* [WORK ITEM]: Read through the listing, and wherever a line holds the word "value", return it.

------ PROVIDED RECORDS

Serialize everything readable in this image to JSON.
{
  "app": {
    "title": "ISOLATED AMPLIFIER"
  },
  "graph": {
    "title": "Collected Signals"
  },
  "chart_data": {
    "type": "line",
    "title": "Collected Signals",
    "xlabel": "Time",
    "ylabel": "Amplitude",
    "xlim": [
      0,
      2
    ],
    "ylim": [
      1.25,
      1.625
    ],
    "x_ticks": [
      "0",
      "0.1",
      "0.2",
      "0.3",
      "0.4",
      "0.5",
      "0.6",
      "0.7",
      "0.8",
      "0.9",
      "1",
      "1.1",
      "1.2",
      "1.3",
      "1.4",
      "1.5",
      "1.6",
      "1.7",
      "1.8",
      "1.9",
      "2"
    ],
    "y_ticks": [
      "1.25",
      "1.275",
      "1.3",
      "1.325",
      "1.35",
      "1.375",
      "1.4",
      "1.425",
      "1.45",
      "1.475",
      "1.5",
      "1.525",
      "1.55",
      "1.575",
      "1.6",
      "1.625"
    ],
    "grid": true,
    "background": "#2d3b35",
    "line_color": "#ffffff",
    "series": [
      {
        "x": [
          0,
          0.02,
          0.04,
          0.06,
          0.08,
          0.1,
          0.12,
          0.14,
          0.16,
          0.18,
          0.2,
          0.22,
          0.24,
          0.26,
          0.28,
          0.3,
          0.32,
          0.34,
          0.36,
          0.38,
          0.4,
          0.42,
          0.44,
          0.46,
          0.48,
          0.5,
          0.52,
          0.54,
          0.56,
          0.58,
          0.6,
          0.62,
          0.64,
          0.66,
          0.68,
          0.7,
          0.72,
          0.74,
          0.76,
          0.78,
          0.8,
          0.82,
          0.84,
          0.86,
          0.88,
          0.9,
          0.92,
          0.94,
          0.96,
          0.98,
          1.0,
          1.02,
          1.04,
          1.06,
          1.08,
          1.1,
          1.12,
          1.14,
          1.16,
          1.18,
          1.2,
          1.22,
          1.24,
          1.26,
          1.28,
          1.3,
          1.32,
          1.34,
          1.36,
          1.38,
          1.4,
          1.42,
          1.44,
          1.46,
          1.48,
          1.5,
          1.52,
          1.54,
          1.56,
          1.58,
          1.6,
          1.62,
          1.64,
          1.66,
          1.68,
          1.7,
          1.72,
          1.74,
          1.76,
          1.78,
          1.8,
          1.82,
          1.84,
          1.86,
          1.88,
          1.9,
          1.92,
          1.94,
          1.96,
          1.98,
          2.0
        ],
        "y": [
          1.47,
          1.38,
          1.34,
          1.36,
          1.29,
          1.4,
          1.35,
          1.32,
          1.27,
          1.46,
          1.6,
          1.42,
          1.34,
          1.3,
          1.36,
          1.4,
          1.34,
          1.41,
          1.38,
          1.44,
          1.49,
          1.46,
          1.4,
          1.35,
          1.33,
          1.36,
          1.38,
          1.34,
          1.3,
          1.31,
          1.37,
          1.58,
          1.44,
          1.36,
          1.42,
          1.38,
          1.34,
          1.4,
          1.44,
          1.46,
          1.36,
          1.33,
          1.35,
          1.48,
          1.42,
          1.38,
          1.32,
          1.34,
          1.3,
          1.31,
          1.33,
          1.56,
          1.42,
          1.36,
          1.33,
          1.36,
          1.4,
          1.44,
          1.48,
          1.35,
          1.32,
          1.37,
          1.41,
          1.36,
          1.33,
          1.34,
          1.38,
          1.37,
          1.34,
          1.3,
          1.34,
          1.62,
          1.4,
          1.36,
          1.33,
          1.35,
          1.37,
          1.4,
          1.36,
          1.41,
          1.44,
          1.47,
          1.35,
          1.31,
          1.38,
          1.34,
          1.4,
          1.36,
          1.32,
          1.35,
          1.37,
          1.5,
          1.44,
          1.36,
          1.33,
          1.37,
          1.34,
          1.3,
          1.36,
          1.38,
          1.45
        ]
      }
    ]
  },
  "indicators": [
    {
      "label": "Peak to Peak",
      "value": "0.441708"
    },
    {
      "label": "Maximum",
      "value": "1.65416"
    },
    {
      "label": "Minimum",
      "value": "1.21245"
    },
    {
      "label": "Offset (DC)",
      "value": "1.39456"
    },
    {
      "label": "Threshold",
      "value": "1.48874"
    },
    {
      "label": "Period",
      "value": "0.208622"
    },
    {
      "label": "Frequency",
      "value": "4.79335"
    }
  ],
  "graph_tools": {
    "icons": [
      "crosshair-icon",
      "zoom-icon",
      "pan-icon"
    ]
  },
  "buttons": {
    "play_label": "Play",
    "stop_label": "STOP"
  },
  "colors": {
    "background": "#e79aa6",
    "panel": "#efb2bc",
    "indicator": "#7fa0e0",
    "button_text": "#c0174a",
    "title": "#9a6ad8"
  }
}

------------

* [ANSWER SECTION]:
      "value": "0.441708"
      "value": "1.65416"
      "value": "1.21245"
      "value": "1.39456"
      "value": "1.48874"
      "value": "0.208622"
      "value": "4.79335"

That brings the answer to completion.